If you want to learn how your brain works, rests, sleeps, processes, you could do well by slogging through Eric R. Kandel's book, "The Age of Insight." (The paywalled Wall Street Journal review is here.)
The reason I like Kandel's book so much is simple. Kandel, a Nobel-Prize-winner, a doctor, Columbia University professor and a neuroscientist, gives you and your brain permission to goof off.
So much of modern "hustle" bullshit culture and ad agency McKinsey'd time-sheet-shibboleth-mania is about optimizing, maximizing and efficiency. We're supposed to have no downtime, use every moment of every week to work. We're supposed to be multitasking while we're multitasking, billing two hours every thirty minutes and through a system of modern-day Corvee, not even get paid for the overtime we toil.
Kandel and "The Age of Insight" give you permission to rest, restore and regenerate your brain. But the great writer Delmore Schwartz wrote, "In Dreams Begin Responsibilities."
That being the case, I've created a corollary expression that like Castor and Pollux should be linked to Schwartz's. "In Dreams Begin Responsibilities to Have a Pad on Your Night-table to Write Things Down."
As someone who writes every day for a living, I am constantly on the hook. Every day, I have a job. I have to find an idea and write about it. (That's in addition to my paying job.)
Many of these ideas spin out from my brain while I am deep in REM-sleep after vanquishing my almost-nightly battle against insomnia. Many of the ads I write and the destinations I arrive at in my work for clients emerge from the swirl of connections that stew together when we sleep, shower, walk and wonder.
Accordingly, I have for about two-dozen years been as obsessive-compulsive as a keen athlete. The ideas I have I assiduously write down. I write them without editing. Almost always without turning on the lights, so I can hardly see when I write until I wake up in the morning.
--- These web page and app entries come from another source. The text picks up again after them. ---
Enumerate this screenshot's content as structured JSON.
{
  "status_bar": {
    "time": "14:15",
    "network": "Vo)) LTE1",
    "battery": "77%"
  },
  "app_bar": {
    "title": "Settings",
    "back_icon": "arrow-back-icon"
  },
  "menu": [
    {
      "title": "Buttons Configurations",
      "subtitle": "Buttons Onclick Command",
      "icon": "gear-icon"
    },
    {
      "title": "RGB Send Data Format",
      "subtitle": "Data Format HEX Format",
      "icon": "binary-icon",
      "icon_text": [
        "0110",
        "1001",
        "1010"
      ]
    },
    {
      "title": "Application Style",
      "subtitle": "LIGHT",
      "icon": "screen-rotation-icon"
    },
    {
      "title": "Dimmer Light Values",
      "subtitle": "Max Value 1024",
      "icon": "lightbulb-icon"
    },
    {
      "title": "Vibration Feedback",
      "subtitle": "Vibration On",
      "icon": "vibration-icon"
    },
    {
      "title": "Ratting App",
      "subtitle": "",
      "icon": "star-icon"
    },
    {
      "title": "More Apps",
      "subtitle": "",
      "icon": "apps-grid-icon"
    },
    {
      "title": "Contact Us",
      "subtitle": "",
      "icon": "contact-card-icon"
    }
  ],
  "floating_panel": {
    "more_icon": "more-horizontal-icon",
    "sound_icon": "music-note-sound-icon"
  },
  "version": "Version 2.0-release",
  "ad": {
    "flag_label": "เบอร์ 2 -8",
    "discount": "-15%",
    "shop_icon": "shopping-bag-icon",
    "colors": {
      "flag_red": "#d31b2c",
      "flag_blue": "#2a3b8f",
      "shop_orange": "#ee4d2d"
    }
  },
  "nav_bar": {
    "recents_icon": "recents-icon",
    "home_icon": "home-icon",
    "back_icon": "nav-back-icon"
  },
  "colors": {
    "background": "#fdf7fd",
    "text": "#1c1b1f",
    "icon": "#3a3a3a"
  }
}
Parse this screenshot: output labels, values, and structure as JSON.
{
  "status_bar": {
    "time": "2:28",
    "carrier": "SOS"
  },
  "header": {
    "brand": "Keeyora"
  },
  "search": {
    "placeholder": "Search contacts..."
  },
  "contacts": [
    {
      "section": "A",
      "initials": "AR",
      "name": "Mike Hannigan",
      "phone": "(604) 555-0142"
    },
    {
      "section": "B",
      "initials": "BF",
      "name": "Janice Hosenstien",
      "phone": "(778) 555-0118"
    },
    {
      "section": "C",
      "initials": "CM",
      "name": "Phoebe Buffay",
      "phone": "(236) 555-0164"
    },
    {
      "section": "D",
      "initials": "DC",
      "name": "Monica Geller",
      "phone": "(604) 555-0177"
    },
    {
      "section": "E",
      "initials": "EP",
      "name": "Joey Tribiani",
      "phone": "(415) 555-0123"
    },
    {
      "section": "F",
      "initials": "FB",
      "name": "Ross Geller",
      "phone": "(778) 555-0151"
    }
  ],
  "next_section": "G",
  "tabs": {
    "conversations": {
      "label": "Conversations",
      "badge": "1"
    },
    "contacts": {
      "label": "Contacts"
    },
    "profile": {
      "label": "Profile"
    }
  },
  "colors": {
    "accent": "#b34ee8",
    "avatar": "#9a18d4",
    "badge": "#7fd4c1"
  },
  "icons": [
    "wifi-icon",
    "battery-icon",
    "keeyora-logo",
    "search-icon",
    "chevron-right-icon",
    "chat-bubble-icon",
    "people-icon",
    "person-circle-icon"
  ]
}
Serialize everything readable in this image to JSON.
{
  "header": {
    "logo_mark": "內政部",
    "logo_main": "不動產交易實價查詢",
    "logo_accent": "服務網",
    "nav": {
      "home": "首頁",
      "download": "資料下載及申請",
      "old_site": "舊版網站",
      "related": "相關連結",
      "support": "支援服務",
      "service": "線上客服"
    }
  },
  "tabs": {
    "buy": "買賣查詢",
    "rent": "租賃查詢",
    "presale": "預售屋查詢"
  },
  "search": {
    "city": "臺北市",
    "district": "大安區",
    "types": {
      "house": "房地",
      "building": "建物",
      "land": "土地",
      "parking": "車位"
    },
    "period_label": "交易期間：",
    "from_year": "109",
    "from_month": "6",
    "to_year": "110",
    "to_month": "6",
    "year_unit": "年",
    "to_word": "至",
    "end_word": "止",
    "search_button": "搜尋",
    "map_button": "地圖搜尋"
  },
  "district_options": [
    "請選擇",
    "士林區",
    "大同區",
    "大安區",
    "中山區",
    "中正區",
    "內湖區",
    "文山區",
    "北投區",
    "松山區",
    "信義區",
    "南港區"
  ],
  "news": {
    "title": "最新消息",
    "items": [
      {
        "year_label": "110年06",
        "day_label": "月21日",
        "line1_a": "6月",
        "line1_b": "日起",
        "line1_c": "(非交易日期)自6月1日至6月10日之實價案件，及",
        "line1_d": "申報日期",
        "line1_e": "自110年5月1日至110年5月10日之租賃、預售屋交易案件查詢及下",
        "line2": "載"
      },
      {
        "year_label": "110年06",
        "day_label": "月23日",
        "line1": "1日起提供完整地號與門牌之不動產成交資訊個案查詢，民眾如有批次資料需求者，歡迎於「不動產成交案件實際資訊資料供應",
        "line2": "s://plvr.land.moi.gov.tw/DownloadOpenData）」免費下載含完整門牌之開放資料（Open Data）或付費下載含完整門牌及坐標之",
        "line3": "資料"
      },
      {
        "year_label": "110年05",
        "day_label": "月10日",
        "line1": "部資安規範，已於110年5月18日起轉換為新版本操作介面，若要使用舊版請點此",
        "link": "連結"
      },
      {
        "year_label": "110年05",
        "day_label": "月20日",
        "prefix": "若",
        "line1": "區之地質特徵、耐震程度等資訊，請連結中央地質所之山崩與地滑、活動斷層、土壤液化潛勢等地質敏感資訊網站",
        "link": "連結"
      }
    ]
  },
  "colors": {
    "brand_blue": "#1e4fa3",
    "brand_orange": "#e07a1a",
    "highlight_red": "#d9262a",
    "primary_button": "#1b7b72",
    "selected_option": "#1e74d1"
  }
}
We have to recognize the freedom of our brains; I mean our brain's need for freedom to play and think. If you're smart about it, for your brain play and think go together like holding company agencies and income-inequality.
Last night, in my sleep, I dreamt two blog posts.
They were good.
But I was spooning comfortably with Morpheus and fought successfully against removing myself from his grip. Though these posts sprung fully-formed from my head, I failed to write them down.
I had dreamed posts right down to their titles. (One of which was 'Crying in our Croissants.') But they each evaporated because I failed to write them down.
I trusted my subconscious memory and screwed my subconscious brain.